§ PROBLEM TO SOLVE
Each and every line below goes into your answer unchanged, but leave out the images.

§ INPUT DATA

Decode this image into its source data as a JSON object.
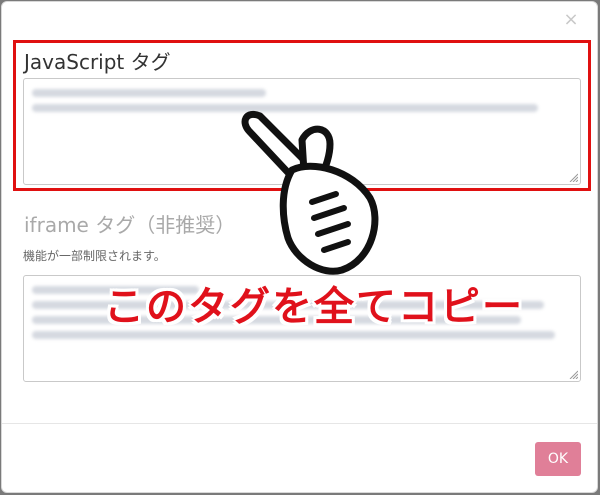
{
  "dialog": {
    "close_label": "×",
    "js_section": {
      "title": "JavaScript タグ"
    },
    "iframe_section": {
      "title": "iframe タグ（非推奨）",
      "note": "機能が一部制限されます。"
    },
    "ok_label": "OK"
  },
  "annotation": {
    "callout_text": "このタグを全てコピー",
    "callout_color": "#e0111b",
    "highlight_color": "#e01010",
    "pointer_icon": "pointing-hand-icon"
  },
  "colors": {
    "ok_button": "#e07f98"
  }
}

§ RESULT FOR THIS TASK
Decode this image into its source data as a JSON object.
{
  "dialog": {
    "close_label": "×",
    "js_section": {
      "title": "JavaScript タグ"
    },
    "iframe_section": {
      "title": "iframe タグ（非推奨）",
      "note": "機能が一部制限されます。"
    },
    "ok_label": "OK"
  },
  "annotation": {
    "callout_text": "このタグを全てコピー",
    "callout_color": "#e0111b",
    "highlight_color": "#e01010",
    "pointer_icon": "pointing-hand-icon"
  },
  "colors": {
    "ok_button": "#e07f98"
  }
}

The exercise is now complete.